By Army Capt. Andrew Nelson
Nebraska National Guard
OMAHA, Neb. (6/24/11) – As airliners came in for landing here at Eppley Airfield, Nebraska National Guard members from Detachment 2, 165th Quartermaster Company, did their part to prevent catastrophe by rigging 2,000 to 2,500 pound sandbags.
The sandbags, intended to hold back flood waters should the levee that protects Omaha's major airport fail, would be dropped by helicopter at the breach point.
U.S. Army Corps of Engineers inundation maps indicate Eppley could be under several feet of water if the levee protecting it from the Missouri River fails.
The mission is part of the Nebraska National Guard's on-going efforts to help local emergency management official's deal with the historic Missouri River flooding taking place along Nebraska's eastern border.
"The water is just right over the berm there and if it were to break, this airport would be inoperational." said Army Staff Sgt. Keith Cox, who was directing efforts that day.
This would be a particularly onerous problem, considering that on that day, June 17, baseball fans were converging on Omaha for the beginning of the College World Series, which is scheduled to last most of the rest of the month.
All that seemed remote on that afternoon on Cargo Ramp B at Eppley's far northwest side.
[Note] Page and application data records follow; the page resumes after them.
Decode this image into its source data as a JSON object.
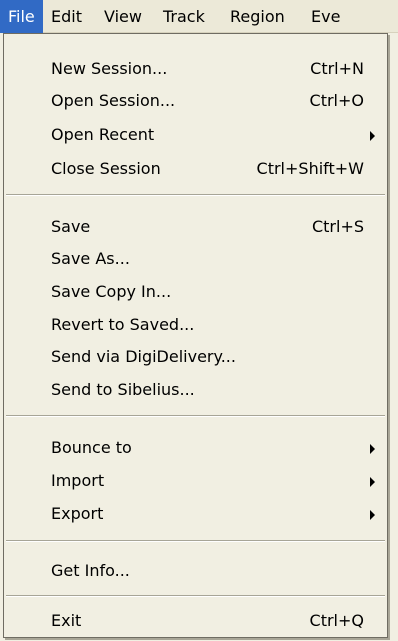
{
  "menubar": {
    "file": "File",
    "edit": "Edit",
    "view": "View",
    "track": "Track",
    "region": "Region",
    "event": "Eve"
  },
  "menu": {
    "new_session": {
      "label": "New Session...",
      "shortcut": "Ctrl+N"
    },
    "open_session": {
      "label": "Open Session...",
      "shortcut": "Ctrl+O"
    },
    "open_recent": {
      "label": "Open Recent"
    },
    "close_session": {
      "label": "Close Session",
      "shortcut": "Ctrl+Shift+W"
    },
    "save": {
      "label": "Save",
      "shortcut": "Ctrl+S"
    },
    "save_as": {
      "label": "Save As..."
    },
    "save_copy_in": {
      "label": "Save Copy In..."
    },
    "revert_to_saved": {
      "label": "Revert to Saved..."
    },
    "send_via_digidelivery": {
      "label": "Send via DigiDelivery..."
    },
    "send_to_sibelius": {
      "label": "Send to Sibelius..."
    },
    "bounce_to": {
      "label": "Bounce to"
    },
    "import": {
      "label": "Import"
    },
    "export": {
      "label": "Export"
    },
    "get_info": {
      "label": "Get Info..."
    },
    "exit": {
      "label": "Exit",
      "shortcut": "Ctrl+Q"
    }
  },
  "icons": {
    "submenu": "submenu-arrow-icon"
  },
  "colors": {
    "highlight": "#316ac5",
    "menu_bg": "#f1efe2",
    "menubar_bg": "#ece9d8"
  }
}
As the sun shone down and caused the temperature to soar toward 88, the riggers attached cables and nylon slings while commercial and airliners landed and took off a relatively short distance away.
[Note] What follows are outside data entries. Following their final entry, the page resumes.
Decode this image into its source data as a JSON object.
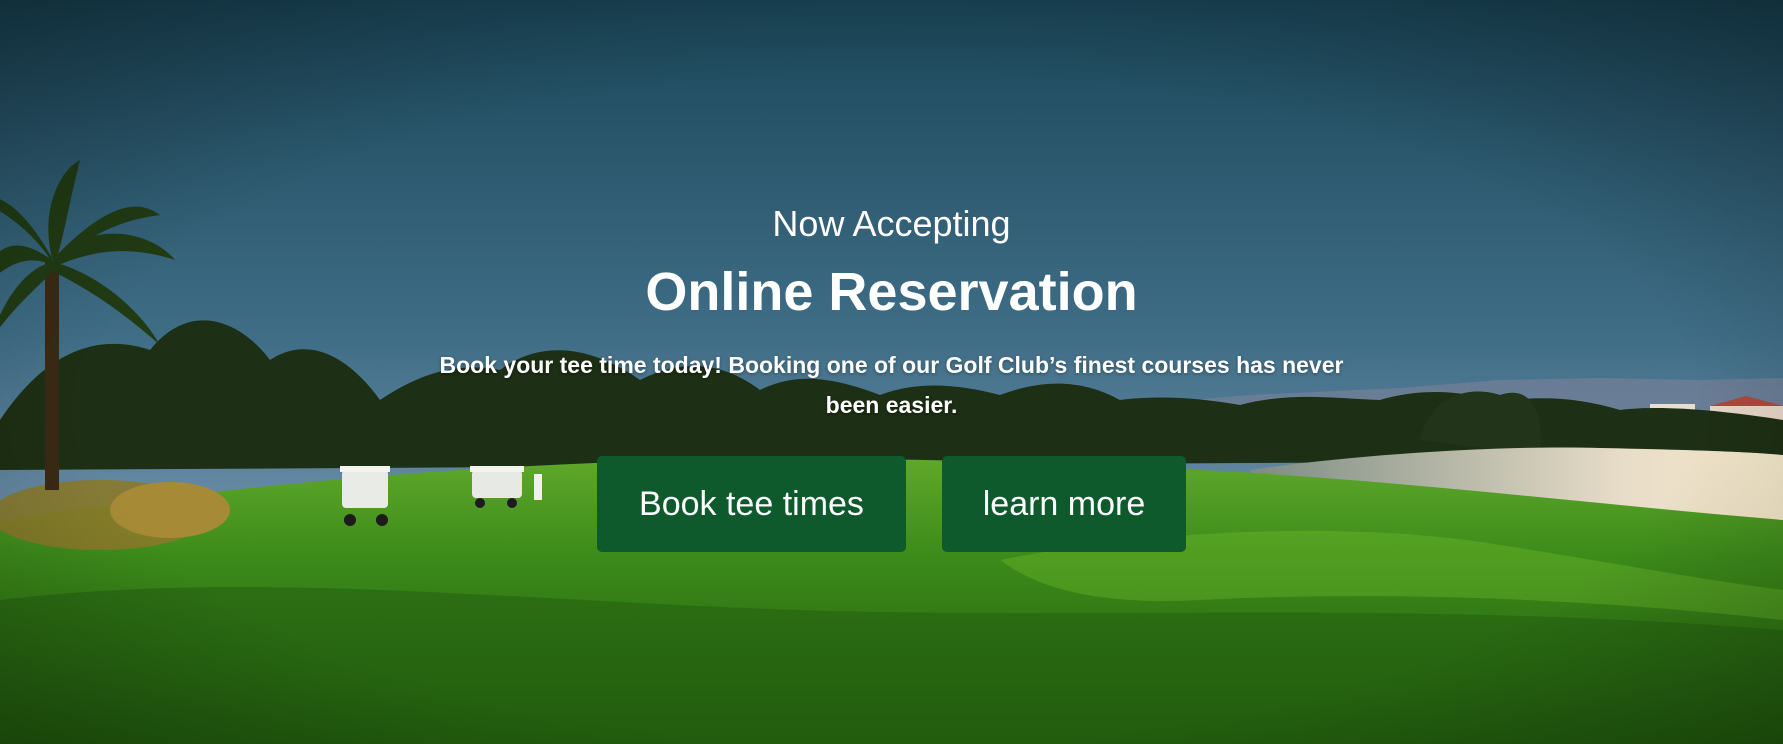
{
  "hero": {
    "eyebrow": "Now Accepting",
    "headline": "Online Reservation",
    "description": "Book your tee time today! Booking one of our Golf Club’s finest courses has never been easier.",
    "primary_button": "Book tee times",
    "secondary_button": "learn more"
  },
  "colors": {
    "button_bg": "#0e5a2c",
    "sky_top": "#1b4a5e",
    "grass": "#3f8f1e"
  }
}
"We'd like it if it were about 70 degrees and breezy, but it is what it is. It's Nebraska," said Army Spc. Joshua Peavy as he worked to install the slings to the sandbags to a row of white sandbags.
Cargo Ramp B offered no shade, so some of the Nebraska Army Guard riggers wore flight suits rolled down to the waist, like Army Pvt. Robin Bruscato.
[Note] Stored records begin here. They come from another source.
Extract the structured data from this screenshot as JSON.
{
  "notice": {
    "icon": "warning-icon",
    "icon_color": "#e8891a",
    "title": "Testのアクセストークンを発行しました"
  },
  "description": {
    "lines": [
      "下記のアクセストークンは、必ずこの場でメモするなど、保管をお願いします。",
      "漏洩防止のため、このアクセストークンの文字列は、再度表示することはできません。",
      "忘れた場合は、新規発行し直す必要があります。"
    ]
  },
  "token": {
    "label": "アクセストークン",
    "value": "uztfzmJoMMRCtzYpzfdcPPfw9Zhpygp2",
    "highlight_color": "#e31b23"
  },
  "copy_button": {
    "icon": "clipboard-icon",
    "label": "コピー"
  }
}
"It's actually pretty easy once we get everything figured out," she said. "It gets me doing kind of what I signed up for the Army for… to help others."
A Nebraska Army National Guard UH-60 Black Hawk helicopter is staged on the east side of the airport nearly a mile-and-a-half away.
In the event of a breech, the Black Hawk would take off, rumble over the runways to Cargo Ramp B and hover above as the riggers attach the sandbags, then fly back across the airport, giant sandbags dangling, drop them in the appropriate spot and repeat. Roughly 400 sandbags were being readied.
"The great thing about being in the Guard is it's for a good cause. You get to help Nebraskans," Peavey said. "It's what we signed up for."